In about a hundred words on the G20 meeting in Bali
The 17th edition of the G20 will take place from 15-16 November 2022 under Indonesia’s Presidency. This year’s edition comes against the backdrop of an acrimonious international system and a groundswell of global problems ranging from war in Europe to impending climate disasters. With the leaders’ meeting in Bali, GLOBSEC asks three experts: what would be the best possible outcome of the meeting for the larger international community?
Pavlo Sheremeta, former Ukrainian Minister of Economic Development and Trade, GLOBSEC Distinguished Fellow
This year, Ukraine is the only Central and East European country invited to the G20, respecting its existential fight for freedom and rule-based world order. This gives Ukraine and its partners a great chance to explain the nature of this unjust, brutal, genocidal war, started by Russia to other big countries in the Global South and build a broader global support coalition. We dream about the future where freedom and rule-based order prevail, and Ukraine together with other Central European countries deserve a seat at G20 based on their economic prosperity and dynamism.
Dr. Jean-Marc Rickli, Head of Global and Emerging Risks, Geneva Center for Security Policy (GCSP)
Following the Covid 19 crisis which exacerbated the tensions between China and the United States and the West as well as Russia’s invasion of Ukraine which has severed relationships of Moscow with the West, this summit could be seen as the first summit of the “End of the end of the Cold War” period.

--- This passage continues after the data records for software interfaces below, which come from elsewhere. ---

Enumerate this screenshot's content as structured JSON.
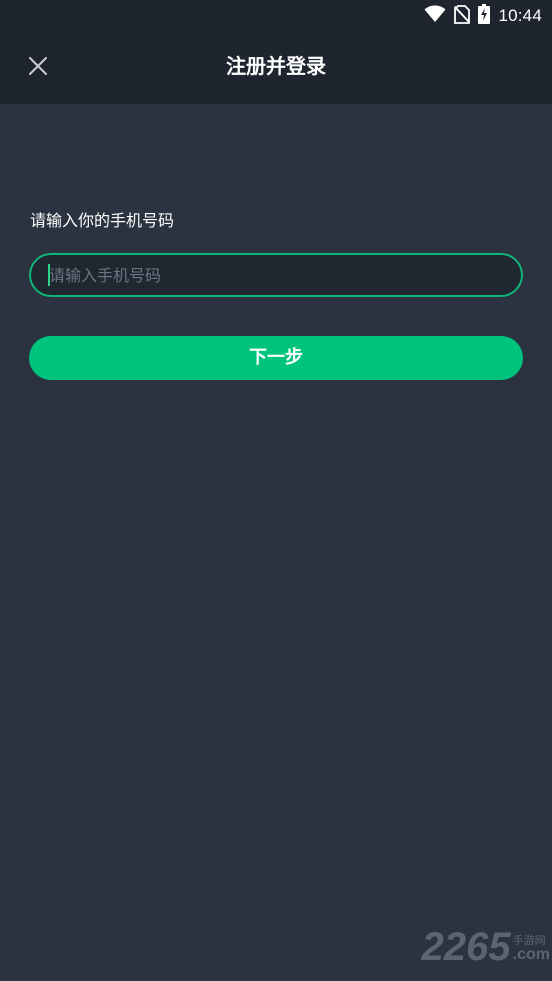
{
  "status_bar": {
    "time": "10:44",
    "icons": [
      "wifi-icon",
      "no-sim-icon",
      "battery-charging-icon"
    ]
  },
  "header": {
    "title": "注册并登录",
    "close_icon": "close-icon"
  },
  "form": {
    "label": "请输入你的手机号码",
    "phone_placeholder": "请输入手机号码",
    "phone_value": "",
    "next_label": "下一步"
  },
  "watermark": {
    "number": "2265",
    "brand_cn": "手游网",
    "domain": ".com"
  },
  "colors": {
    "background": "#2a333f",
    "header_bg": "#1e252e",
    "accent": "#00c47e",
    "input_border": "#0fb577"
  }
}
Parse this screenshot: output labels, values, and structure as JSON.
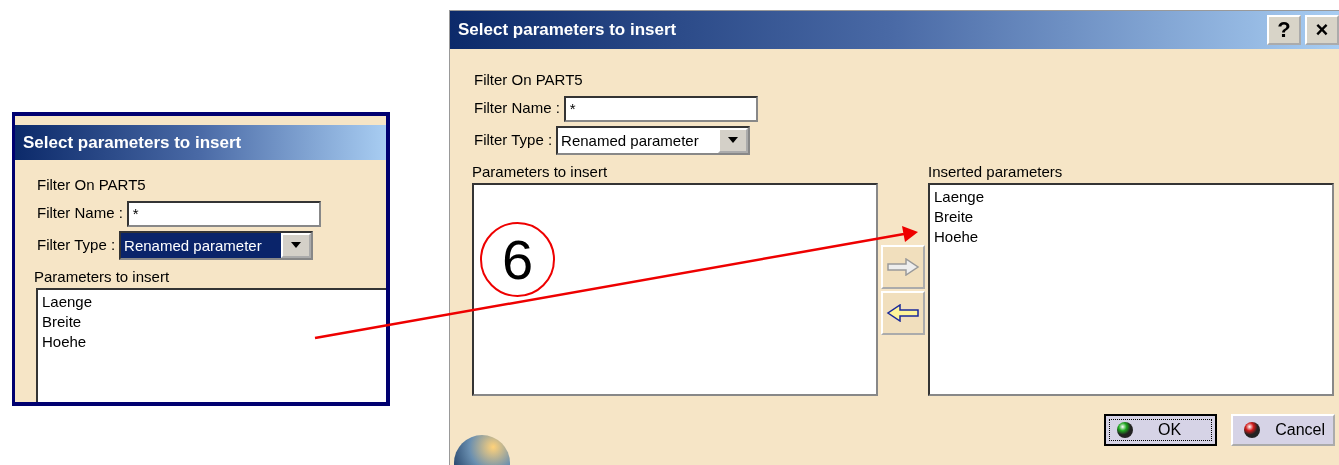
{
  "snippet": {
    "title": "Select parameters to insert",
    "filter_on": "Filter On PART5",
    "filter_name_label": "Filter Name :",
    "filter_name_value": "*",
    "filter_type_label": "Filter Type :",
    "filter_type_value": "Renamed parameter",
    "filter_type_focused": true,
    "list_label": "Parameters to insert",
    "parameters": [
      "Laenge",
      "Breite",
      "Hoehe"
    ]
  },
  "dialog": {
    "title": "Select parameters to insert",
    "title_buttons": [
      "?",
      "×"
    ],
    "filter_on": "Filter On PART5",
    "filter_name_label": "Filter Name :",
    "filter_name_value": "*",
    "filter_type_label": "Filter Type :",
    "filter_type_value": "Renamed parameter",
    "filter_type_focused": false,
    "list_label": "Parameters to insert",
    "inserted_label": "Inserted parameters",
    "inserted": [
      "Laenge",
      "Breite",
      "Hoehe"
    ],
    "move_buttons": [
      {
        "kind": "add",
        "disabled": true
      },
      {
        "kind": "remove",
        "disabled": false
      }
    ],
    "buttons": [
      {
        "label": "OK",
        "kind": "ok",
        "default": true
      },
      {
        "label": "Cancel",
        "kind": "cancel",
        "default": false
      }
    ]
  },
  "step_marker": "6"
}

This period is characterized by an increasing polarization of international relations, a growing technological decoupling between China and the United States and a questioning of globalization and multilateralism. The major outcome of the summit will be what comes out of the first meeting between President Biden and Xi. It is expected that both sides will state their interests and probably communicate their red lines to the other side in order to navigate this new international environment.
Anushka Kaushik, Senior Research Fellow & Cyber Lead, GLOBSEC Policy Institute
There cannot be a better opportunity to concretely expand the G20’s ambit to include security issues than this year’s meeting in Bali. While the Grouping may have begun as a platform to discuss international economic policies and financial stability, it has swiftly responded to broader global challenges by emphasising sustainable development, global health, and combating corruption in the past. Given the current geopolitical climate, it’s unlikely that any consensus on commitments will be reached. However, the G20 – while avoiding fruitless discussions on Russia-Ukraine peace talks – should focus instead on advancing discussions on protecting the digital interface of the energy, healthcare, and finance infrastructure and the importance of increasing the cyber resilience of these sectors. This is not only essential to the identified 3 pillars of this year’s Bali summit but has been noticeably absent from the ambit of previous G20 summits.